> **WORK TO COMPLETE**
Do any lines in the data below contain "dinner"? If so, copy every one of them.

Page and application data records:
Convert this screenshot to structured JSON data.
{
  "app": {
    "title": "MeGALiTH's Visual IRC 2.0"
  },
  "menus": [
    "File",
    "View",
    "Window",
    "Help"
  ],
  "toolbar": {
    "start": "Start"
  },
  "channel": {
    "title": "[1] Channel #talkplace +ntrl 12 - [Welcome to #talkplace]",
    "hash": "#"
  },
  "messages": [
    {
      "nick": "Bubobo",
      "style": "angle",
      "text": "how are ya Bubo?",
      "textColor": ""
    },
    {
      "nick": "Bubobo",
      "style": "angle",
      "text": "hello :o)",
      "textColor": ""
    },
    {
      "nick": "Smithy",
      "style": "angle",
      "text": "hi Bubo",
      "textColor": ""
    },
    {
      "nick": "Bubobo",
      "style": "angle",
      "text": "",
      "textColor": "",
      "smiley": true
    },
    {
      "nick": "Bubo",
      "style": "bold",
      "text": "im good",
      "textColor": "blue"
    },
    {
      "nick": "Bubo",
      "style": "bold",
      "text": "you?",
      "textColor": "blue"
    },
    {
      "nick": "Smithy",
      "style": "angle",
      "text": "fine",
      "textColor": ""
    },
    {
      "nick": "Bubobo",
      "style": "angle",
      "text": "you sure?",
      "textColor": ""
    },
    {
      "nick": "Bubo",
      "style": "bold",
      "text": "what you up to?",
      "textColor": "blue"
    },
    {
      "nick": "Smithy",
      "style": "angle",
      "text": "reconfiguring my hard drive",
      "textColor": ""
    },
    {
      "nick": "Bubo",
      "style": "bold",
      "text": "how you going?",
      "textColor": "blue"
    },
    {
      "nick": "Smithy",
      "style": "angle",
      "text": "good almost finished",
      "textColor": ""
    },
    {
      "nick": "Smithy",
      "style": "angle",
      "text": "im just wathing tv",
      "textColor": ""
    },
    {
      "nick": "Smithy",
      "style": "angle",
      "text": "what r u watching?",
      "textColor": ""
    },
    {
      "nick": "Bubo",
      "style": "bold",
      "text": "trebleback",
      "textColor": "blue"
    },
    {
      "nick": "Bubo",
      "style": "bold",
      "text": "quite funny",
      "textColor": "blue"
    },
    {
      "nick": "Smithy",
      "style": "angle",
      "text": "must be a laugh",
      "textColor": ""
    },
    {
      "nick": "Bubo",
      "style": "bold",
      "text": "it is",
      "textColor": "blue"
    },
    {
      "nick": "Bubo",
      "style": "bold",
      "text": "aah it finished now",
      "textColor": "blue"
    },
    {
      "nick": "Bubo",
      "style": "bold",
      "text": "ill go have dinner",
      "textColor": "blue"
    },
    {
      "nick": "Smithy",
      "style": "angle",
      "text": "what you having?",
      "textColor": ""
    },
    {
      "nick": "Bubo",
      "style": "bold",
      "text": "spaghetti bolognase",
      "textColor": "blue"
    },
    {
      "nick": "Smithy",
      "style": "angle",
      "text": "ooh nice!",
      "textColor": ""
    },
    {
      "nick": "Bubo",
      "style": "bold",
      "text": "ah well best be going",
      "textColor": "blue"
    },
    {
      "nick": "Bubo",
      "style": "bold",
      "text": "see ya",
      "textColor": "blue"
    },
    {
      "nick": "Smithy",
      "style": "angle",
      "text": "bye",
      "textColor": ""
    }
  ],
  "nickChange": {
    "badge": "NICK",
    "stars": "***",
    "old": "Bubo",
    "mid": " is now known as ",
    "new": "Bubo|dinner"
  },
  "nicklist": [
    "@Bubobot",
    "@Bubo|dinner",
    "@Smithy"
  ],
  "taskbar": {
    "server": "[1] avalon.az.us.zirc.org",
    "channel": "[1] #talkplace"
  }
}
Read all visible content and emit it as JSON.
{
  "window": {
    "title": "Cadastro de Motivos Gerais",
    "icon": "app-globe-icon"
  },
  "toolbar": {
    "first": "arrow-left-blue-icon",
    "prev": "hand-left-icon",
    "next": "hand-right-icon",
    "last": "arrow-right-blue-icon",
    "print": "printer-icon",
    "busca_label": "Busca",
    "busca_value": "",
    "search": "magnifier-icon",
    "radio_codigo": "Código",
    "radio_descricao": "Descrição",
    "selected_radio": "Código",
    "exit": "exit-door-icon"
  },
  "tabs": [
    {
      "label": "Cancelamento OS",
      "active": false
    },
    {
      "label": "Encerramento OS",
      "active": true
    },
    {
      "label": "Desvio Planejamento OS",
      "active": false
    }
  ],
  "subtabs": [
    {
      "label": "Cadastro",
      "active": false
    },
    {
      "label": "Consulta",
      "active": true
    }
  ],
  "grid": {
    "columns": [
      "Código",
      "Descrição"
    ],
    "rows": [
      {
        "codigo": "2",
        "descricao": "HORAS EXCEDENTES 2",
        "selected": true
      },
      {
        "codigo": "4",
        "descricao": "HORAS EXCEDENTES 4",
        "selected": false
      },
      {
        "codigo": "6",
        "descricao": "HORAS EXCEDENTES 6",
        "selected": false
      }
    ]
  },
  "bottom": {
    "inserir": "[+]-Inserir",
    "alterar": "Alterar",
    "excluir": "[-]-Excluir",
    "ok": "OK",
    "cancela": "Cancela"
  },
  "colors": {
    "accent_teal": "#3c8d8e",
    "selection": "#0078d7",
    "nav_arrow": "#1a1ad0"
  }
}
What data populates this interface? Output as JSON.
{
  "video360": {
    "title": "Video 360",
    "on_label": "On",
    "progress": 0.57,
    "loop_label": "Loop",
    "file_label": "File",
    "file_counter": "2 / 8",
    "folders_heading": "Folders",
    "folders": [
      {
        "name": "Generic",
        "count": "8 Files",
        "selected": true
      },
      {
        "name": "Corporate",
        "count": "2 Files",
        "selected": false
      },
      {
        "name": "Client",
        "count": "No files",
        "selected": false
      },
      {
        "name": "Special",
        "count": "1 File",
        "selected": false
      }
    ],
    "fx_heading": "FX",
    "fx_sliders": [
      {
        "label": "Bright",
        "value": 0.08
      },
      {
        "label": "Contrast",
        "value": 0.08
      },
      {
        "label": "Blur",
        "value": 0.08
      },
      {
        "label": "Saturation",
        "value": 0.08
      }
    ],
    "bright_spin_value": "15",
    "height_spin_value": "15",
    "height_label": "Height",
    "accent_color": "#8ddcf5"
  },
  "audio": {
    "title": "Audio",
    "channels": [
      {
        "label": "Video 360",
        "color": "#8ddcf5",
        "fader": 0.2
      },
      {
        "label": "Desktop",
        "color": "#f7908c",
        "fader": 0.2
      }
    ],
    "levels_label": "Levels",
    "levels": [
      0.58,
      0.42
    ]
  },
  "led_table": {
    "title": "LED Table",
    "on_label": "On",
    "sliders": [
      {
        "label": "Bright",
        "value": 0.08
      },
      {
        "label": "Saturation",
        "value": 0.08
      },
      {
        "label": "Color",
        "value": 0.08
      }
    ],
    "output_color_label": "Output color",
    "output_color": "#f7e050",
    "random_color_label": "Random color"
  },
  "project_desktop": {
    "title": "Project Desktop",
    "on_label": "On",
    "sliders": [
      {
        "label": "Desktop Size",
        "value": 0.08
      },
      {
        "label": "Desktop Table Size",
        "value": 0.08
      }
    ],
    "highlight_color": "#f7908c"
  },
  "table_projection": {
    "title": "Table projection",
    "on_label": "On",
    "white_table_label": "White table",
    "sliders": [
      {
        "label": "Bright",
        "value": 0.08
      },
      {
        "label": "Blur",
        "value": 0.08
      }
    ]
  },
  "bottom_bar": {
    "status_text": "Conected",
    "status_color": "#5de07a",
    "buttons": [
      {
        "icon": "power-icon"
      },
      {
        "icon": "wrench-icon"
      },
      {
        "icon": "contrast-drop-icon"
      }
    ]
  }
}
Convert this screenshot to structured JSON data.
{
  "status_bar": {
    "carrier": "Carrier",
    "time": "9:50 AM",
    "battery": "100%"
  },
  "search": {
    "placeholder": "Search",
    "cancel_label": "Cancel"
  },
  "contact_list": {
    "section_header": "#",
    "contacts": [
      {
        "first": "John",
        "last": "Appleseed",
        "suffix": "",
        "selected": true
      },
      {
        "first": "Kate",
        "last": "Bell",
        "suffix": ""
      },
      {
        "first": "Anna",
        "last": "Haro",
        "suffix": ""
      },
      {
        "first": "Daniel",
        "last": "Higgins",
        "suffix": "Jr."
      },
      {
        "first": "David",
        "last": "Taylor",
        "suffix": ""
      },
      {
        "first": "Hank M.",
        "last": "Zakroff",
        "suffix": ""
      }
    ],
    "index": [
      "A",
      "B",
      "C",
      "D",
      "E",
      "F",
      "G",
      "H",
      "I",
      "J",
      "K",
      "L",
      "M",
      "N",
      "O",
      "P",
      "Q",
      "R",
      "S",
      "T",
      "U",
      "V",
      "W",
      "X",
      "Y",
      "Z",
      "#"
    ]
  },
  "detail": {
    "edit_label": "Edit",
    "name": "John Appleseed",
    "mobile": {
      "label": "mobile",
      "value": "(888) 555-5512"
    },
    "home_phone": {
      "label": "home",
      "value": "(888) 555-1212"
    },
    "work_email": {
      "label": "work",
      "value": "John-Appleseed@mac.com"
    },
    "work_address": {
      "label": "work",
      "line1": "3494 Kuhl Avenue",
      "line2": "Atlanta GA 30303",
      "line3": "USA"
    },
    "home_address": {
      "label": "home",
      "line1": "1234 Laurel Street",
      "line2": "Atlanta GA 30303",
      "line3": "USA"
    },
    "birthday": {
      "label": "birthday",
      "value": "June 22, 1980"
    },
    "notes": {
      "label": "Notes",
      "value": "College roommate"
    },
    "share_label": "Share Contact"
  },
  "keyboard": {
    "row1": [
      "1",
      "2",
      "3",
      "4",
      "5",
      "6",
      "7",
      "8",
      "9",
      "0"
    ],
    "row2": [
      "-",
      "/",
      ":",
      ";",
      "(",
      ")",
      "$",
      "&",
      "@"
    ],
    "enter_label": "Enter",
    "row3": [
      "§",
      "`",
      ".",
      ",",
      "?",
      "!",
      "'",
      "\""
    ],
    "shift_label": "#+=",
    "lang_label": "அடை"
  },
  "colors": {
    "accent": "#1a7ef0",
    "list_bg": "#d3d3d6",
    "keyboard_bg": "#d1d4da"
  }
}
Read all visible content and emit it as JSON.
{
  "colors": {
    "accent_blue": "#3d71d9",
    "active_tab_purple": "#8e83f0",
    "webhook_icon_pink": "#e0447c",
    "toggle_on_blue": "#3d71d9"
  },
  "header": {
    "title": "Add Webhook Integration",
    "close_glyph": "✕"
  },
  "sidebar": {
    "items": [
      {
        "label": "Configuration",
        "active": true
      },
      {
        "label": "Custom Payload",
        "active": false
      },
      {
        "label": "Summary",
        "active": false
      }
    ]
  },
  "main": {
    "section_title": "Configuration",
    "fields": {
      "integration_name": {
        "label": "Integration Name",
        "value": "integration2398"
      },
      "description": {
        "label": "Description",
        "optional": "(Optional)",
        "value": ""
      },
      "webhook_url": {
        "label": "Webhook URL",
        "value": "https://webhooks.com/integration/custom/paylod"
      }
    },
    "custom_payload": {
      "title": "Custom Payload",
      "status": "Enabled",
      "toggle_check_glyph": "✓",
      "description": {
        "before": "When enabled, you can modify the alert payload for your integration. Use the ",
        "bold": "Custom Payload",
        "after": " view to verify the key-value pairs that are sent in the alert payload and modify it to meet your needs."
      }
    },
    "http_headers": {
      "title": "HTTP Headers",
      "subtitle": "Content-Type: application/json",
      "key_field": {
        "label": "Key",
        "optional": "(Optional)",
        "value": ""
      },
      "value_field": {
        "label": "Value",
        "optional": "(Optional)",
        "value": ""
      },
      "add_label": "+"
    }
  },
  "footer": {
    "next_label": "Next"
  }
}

> **SOLUTION**
      "text": "ill go have dinner",
    "new": "Bubo|dinner"
    "@Bubo|dinner",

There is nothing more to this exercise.